METHODS and TRAINING
The Importance of Mindfulness
The time-honored practice of mindfulness is the foundation of my work with clients. I use the practice myself, as well as teach it to my clients. I work to provide a safe “container” by conscious practice of loving-kindness and compassion in the therapy relationship to facilitate healing and growth. This is fundamentally a vow to help a person to use each and every event and experience to awaken to the goodness and gifts of the self, the world, and the connections between the two.
Through mindfulness and compassion, it is possible to uncover the ways in which we automatically react, think and feel. These automatic reactions were adaptive once- now they hold us back. Let's explore and discover. Then we can begin again. We can begin to see things in a new way. We can respond to our lives in fresh ways. This is a brief description of the Hakomi Method- see Hakomi page for more detailed description. I also use Hypnotherapy at times, including stress or trauma relieving trances. In all the above, of course, with your collaboration.
Here is more explanation of character and change:
No one 'is' their armoring or their character, but is simply 'using' certain patterned ways of coping at the moment. Of course, when a particular defense [yes, armoring is just a set of elaborate defenses against something we find to be 'too dangerous' to experience fully] seems to do the job, we tend to make it a habit, thus setting up some 'characteristic' ways of being. When this habit begins early in life and is used frequently through out our physical development they do influence how our body [including our emotional flow/holding, gestures, voice characteristics and even our way of thinking] develops.
In cases of severe abuse and neglect, there are profound developmental deficits that have deleterious health effects into adult life. However, I don't assume that these effects are 'cast in stone' no matter how late in life one begins to attempt to overcome these habitual ways of 'defending' against our full experience of life [inner as well as outer] or I would not consider trying to help someone to make deep changes. These habits were developed in relationship (with early caregivers) and they must be re-patterned in relationship (with the therapist, if not another). Character, (or body and relational habits) are ways to 'see' what one is defending against 'today' and in mindfulness, and in the developing safety of the therapeutic relationship, the client can often see into the important events over the moments/hours/days/years. If memories are not available, the present moment-to-moment felt sense or relational experience is revealing. Now we see what they have been defending against, help them feel and understand the
habits involved, how they got started, the beliefs and decisions that got started, and new ways to orient to the present. It becomes easier to see the various consequences of the habits that have deleterious effects on ones life.
Of course, long held habits do not yield easily even when a strong conscious commitment to such change is developed.
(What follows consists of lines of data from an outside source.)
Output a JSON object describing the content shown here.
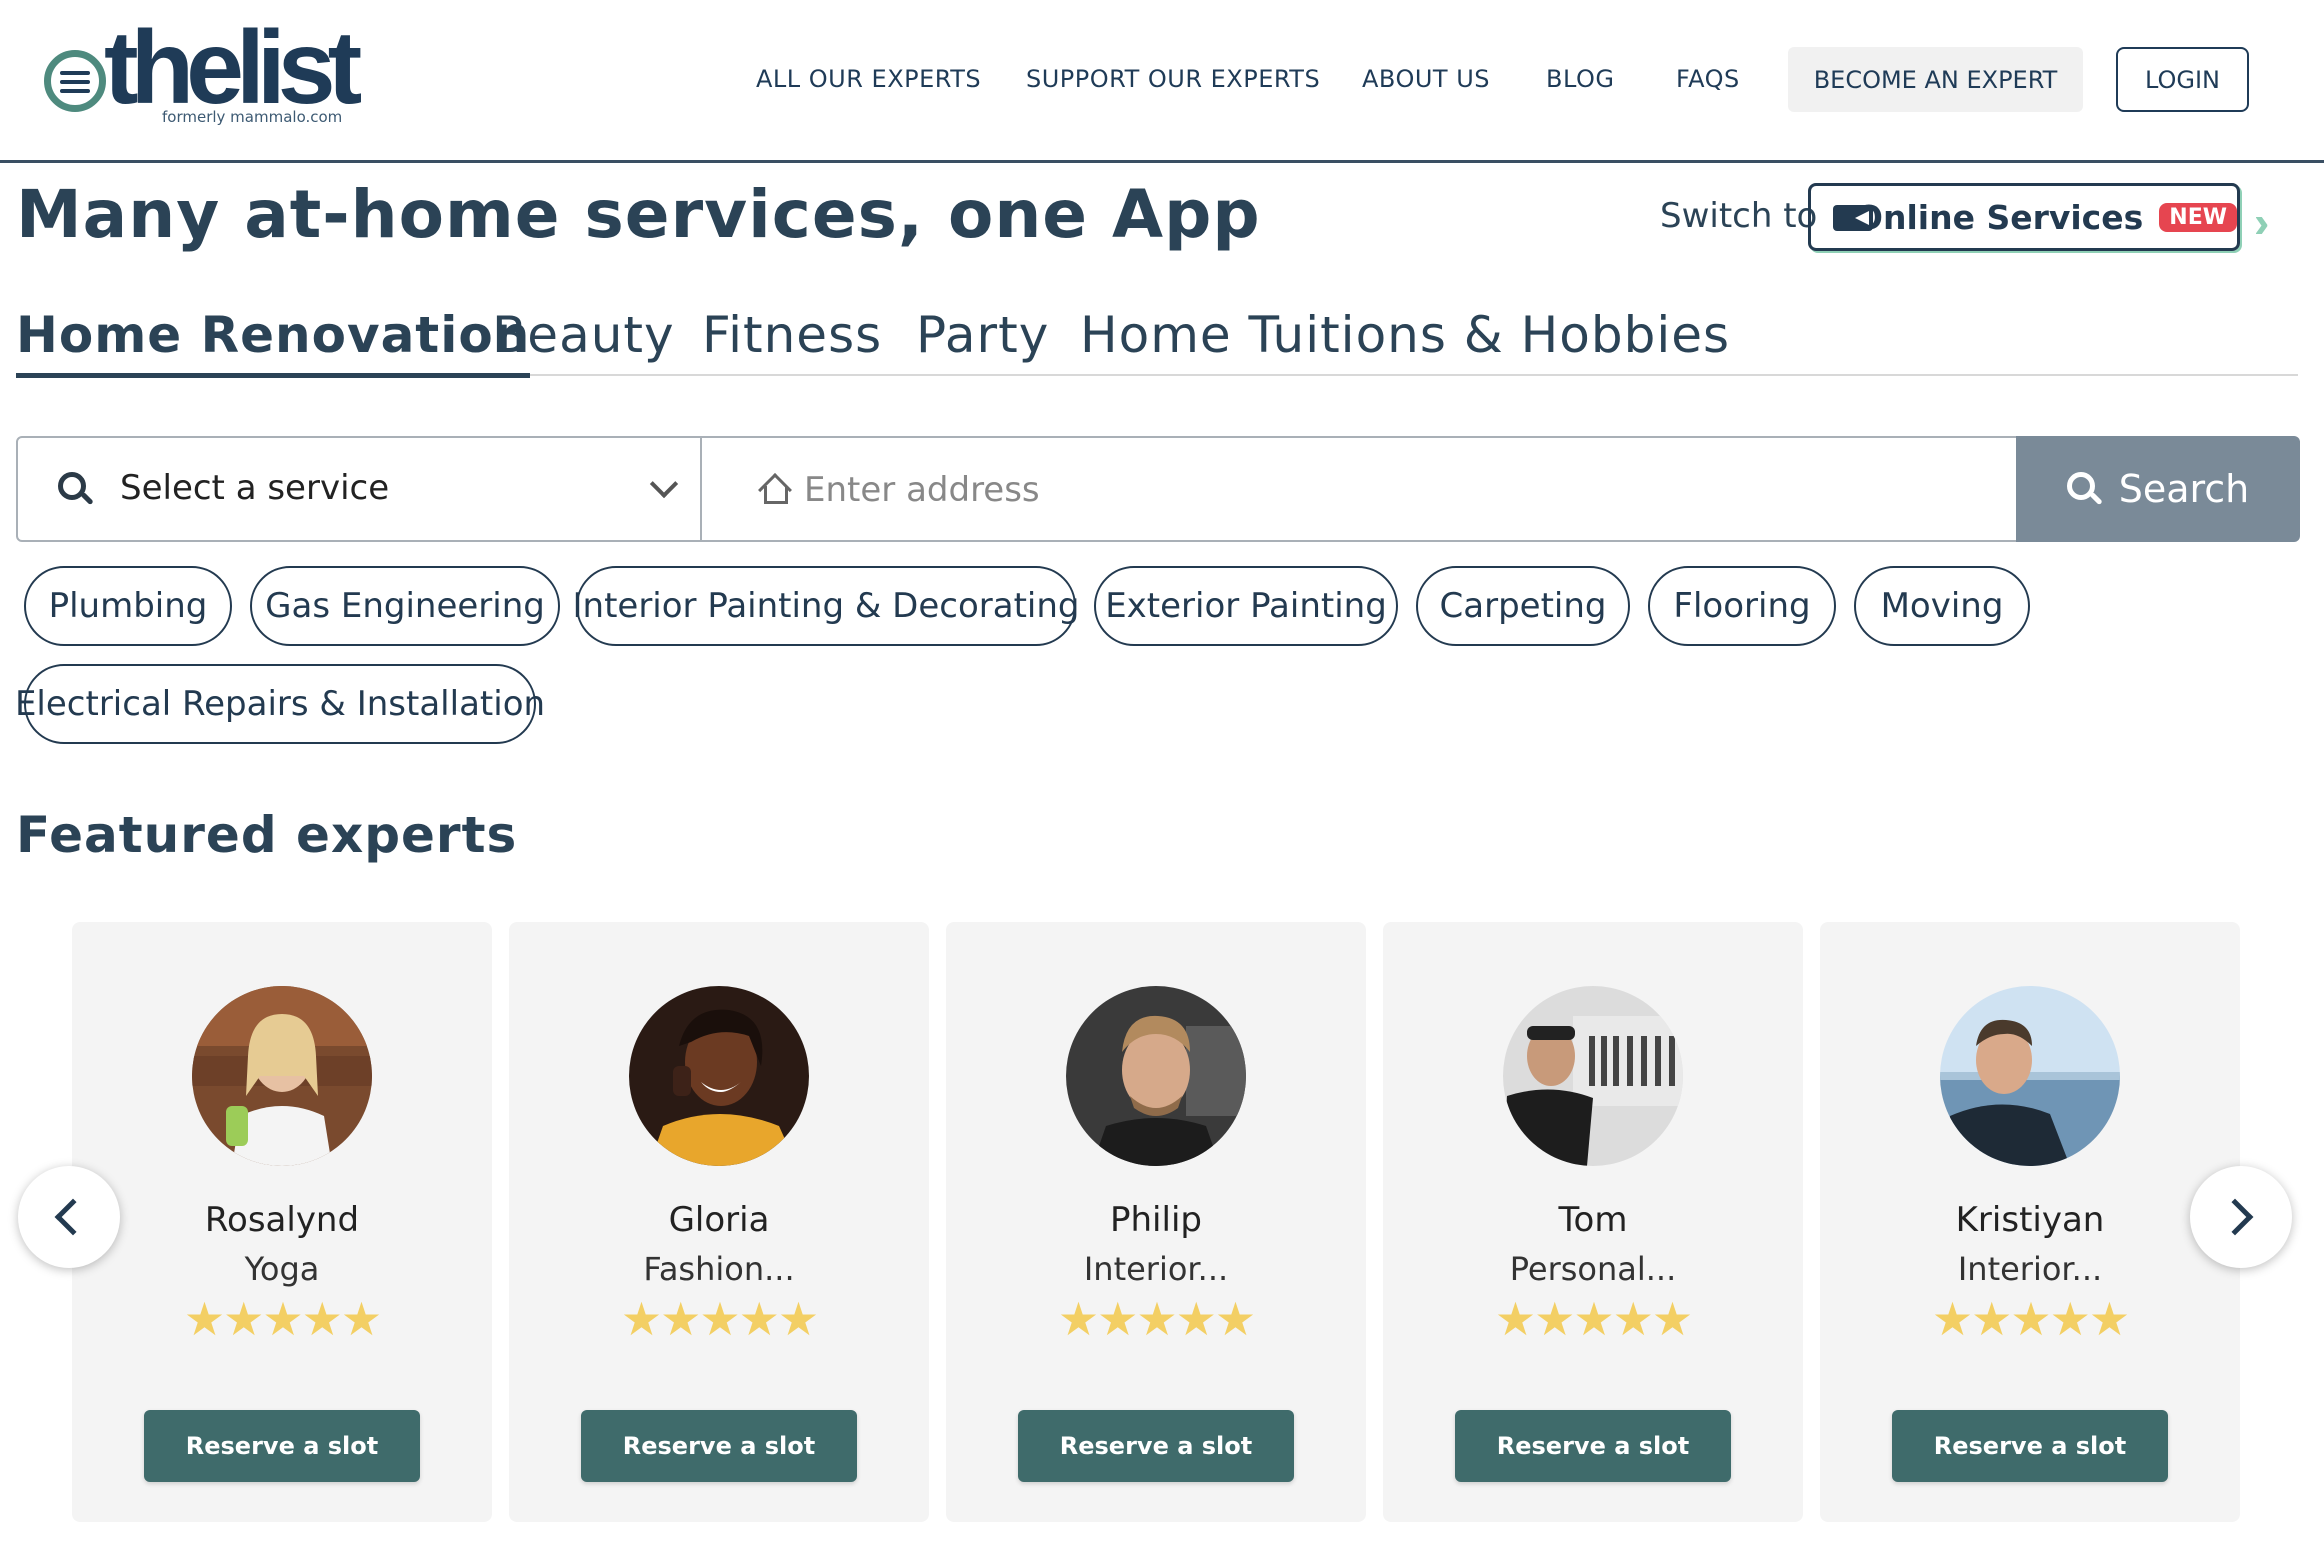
{
  "brand": {
    "logo_text": "thelist",
    "logo_sub": "formerly mammalo.com"
  },
  "nav": {
    "links": [
      "ALL OUR EXPERTS",
      "SUPPORT OUR EXPERTS",
      "ABOUT US",
      "BLOG",
      "FAQS"
    ],
    "become_expert": "BECOME AN EXPERT",
    "login": "LOGIN"
  },
  "hero": {
    "title": "Many at-home services, one App",
    "switch_to": "Switch to",
    "online_services": "Online Services",
    "new_badge": "NEW"
  },
  "tabs": [
    "Home Renovation",
    "Beauty",
    "Fitness",
    "Party",
    "Home Tuitions & Hobbies"
  ],
  "search": {
    "service_label": "Select a service",
    "address_placeholder": "Enter address",
    "button": "Search"
  },
  "chips": [
    "Plumbing",
    "Gas Engineering",
    "Interior Painting & Decorating",
    "Exterior Painting",
    "Carpeting",
    "Flooring",
    "Moving",
    "Electrical Repairs & Installation"
  ],
  "featured": {
    "title": "Featured experts",
    "experts": [
      {
        "name": "Rosalynd",
        "role": "Yoga",
        "stars": "★★★★★",
        "rating": 5,
        "cta": "Reserve a slot"
      },
      {
        "name": "Gloria",
        "role": "Fashion...",
        "stars": "★★★★★",
        "rating": 5,
        "cta": "Reserve a slot"
      },
      {
        "name": "Philip",
        "role": "Interior...",
        "stars": "★★★★★",
        "rating": 5,
        "cta": "Reserve a slot"
      },
      {
        "name": "Tom",
        "role": "Personal...",
        "stars": "★★★★★",
        "rating": 5,
        "cta": "Reserve a slot"
      },
      {
        "name": "Kristiyan",
        "role": "Interior...",
        "stars": "★★★★★",
        "rating": 5,
        "cta": "Reserve a slot"
      }
    ]
  },
  "colors": {
    "brand_navy": "#1f3b57",
    "brand_green": "#4e8a7e",
    "reserve_button": "#3f6b6b",
    "search_button": "#7a8a98",
    "star": "#f3cf64",
    "new_badge": "#e64550"
  },
  "icons": {
    "logo": "list-circle-icon",
    "online": "video-camera-icon",
    "switch_arrows": "double-chevron-right-icon",
    "service_search": "search-icon",
    "service_dropdown": "chevron-down-icon",
    "address": "house-icon",
    "carousel_prev": "chevron-left-icon",
    "carousel_next": "chevron-right-icon"
  }
}
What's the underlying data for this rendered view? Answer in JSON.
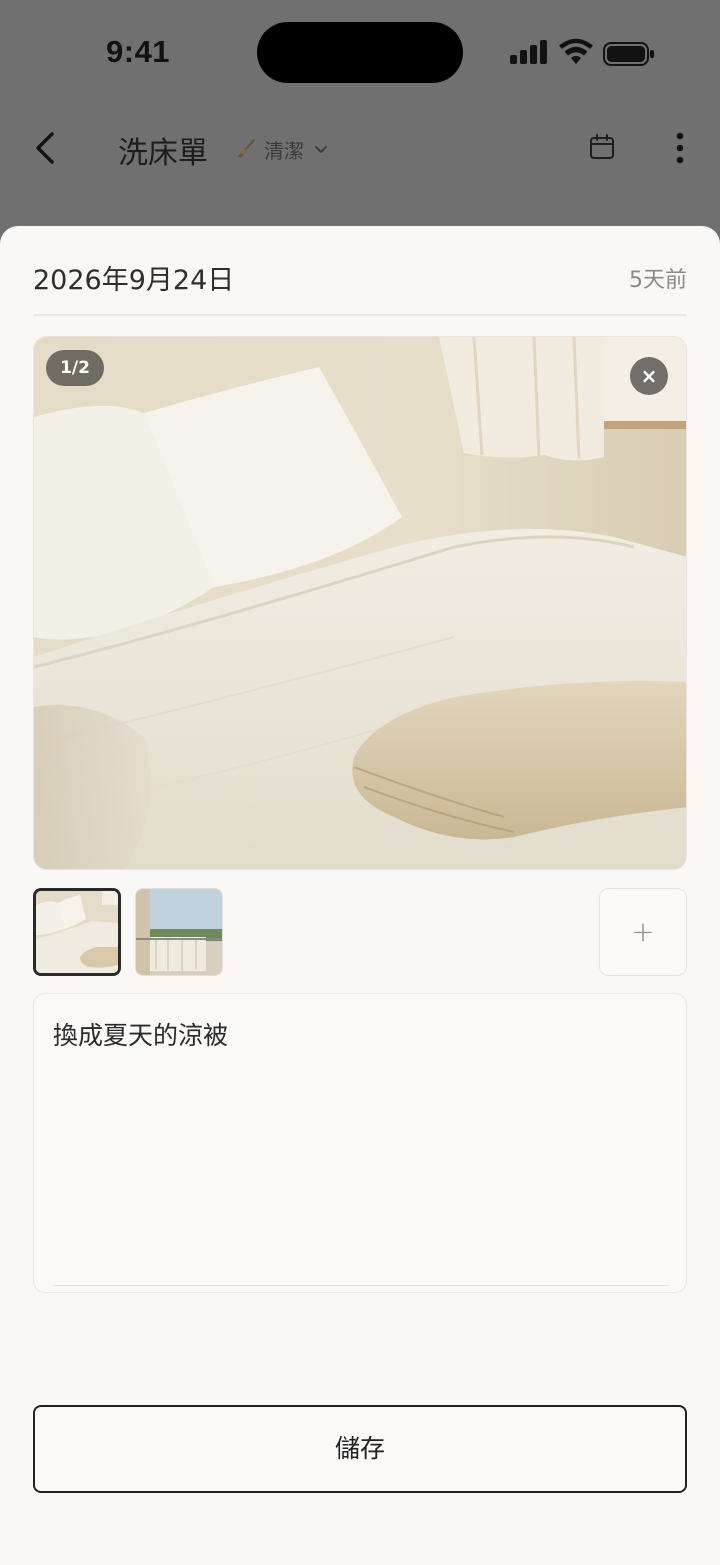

Our 'body habits' are built into our synapses and muscular responses in such a way that we have to spend quite a bit of mental/psychic energy to 'unbuild' these patterned ways of responding to life. The body lets one know if the old, uncomfortable ways are being used to cope.
Feeling the freedom and ease of the new way in the body helps one continue to orient to the present, rather than going back to a trance of the past.
Transpersonal psychology recognizes and studies the different states and stations of consciousness. It recognizes that such different states as dreaming, hypnotic trance, and "waking" consciousness all have sub-levels within themselves and possess their own state-specific systems, their own realities. Further, transpersonal psychology recognizes that not only are there different states of consciousness that one may move into and out of during the course of a day but that there are also stages or stations of consciousness that, through development, one can come to live in relatively permanently.
Rather than being a recent innovation, transpersonal psychology is largely a return to the perennial philosophy identified by Aldous Huxley. Mystical experience and shamanistic healing practices, which have been central concerns of humankind for millennia, are also a focus of transpersonal psychology.
I have a Master's degree in Counseling Psychology from The Institute of Transpersonal Psychology. I am certified in The Hakomi Method of Psychotherapy, Huma Transpersonal Bodywork, and Transpersonal Hypnotherapy. I am studying with Kathy Kain, who teaches a unified somatic approach to touch, awareness, and relationship. I became ordained as an Interfaith Minister after two years at The Interfaith Seminary of Santa Cruz, appreciating the mystical core of every tradition. My undergaduate degree is from UCSC, in psychology with honors in the major and honors at the college.
- CAMFT (California Association of Marriage and Family Therapists).
- USABP (United States Association of Body Psychotherapists).
- Hakomi Institute
The Guest House
This being human is a guest house.
Every morning a new arrival.
A joy, a depression, a meanness,
some momentary awareness comes as an unexpected visitor.
Welcome and entertain them all!
even if they're a crowd of sorrows,
who violently sweep your house empty of its furniture,
still, treat each guest honorably,
She may be clearing you out for some new delight.
The dark thought, the shame, the malice,
meet them at the door laughing, and invite them in.
Be grateful for whoever comes,
because each has been sent as a guide from beyond.